» **BRIEF**
Your reply should reproduce all the data below exactly while excluding the pictures.

» **THE RECORDS**
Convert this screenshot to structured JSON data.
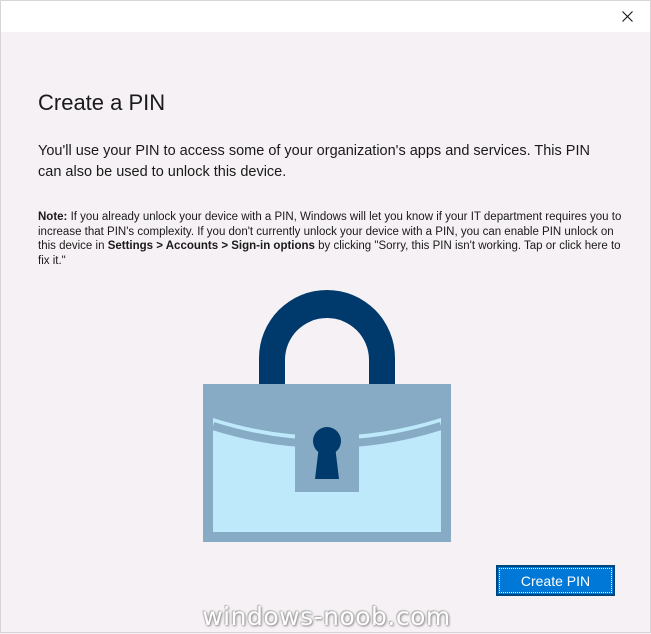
{
  "window": {
    "close_icon": "close-icon"
  },
  "dialog": {
    "title": "Create a PIN",
    "intro": "You'll use your PIN to access some of your organization's apps and services. This PIN can also be used to unlock this device.",
    "note": {
      "label": "Note:",
      "text1": " If you already unlock your device with a PIN, Windows will let you know if your IT department requires you to increase that PIN's complexity. If you don't currently unlock your device with a PIN, you can enable PIN unlock on this device in ",
      "path_settings": "Settings",
      "sep1": " > ",
      "path_accounts": "Accounts",
      "sep2": " > ",
      "path_signin": "Sign-in options",
      "text2": " by clicking \"Sorry, this PIN isn't working. Tap or click here to fix it.\""
    },
    "illustration": "padlock-icon",
    "create_button": "Create PIN"
  },
  "watermark": "windows-noob.com",
  "colors": {
    "accent": "#0078d7",
    "shackle": "#003a6c",
    "lock_body": "#bde9fb",
    "lock_frame": "#87abc5"
  }
}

» **RESULT BELOW**
Convert this screenshot to structured JSON data.
{
  "window": {
    "close_icon": "close-icon"
  },
  "dialog": {
    "title": "Create a PIN",
    "intro": "You'll use your PIN to access some of your organization's apps and services. This PIN can also be used to unlock this device.",
    "note": {
      "label": "Note:",
      "text1": " If you already unlock your device with a PIN, Windows will let you know if your IT department requires you to increase that PIN's complexity. If you don't currently unlock your device with a PIN, you can enable PIN unlock on this device in ",
      "path_settings": "Settings",
      "sep1": " > ",
      "path_accounts": "Accounts",
      "sep2": " > ",
      "path_signin": "Sign-in options",
      "text2": " by clicking \"Sorry, this PIN isn't working. Tap or click here to fix it.\""
    },
    "illustration": "padlock-icon",
    "create_button": "Create PIN"
  },
  "watermark": "windows-noob.com",
  "colors": {
    "accent": "#0078d7",
    "shackle": "#003a6c",
    "lock_body": "#bde9fb",
    "lock_frame": "#87abc5"
  }
}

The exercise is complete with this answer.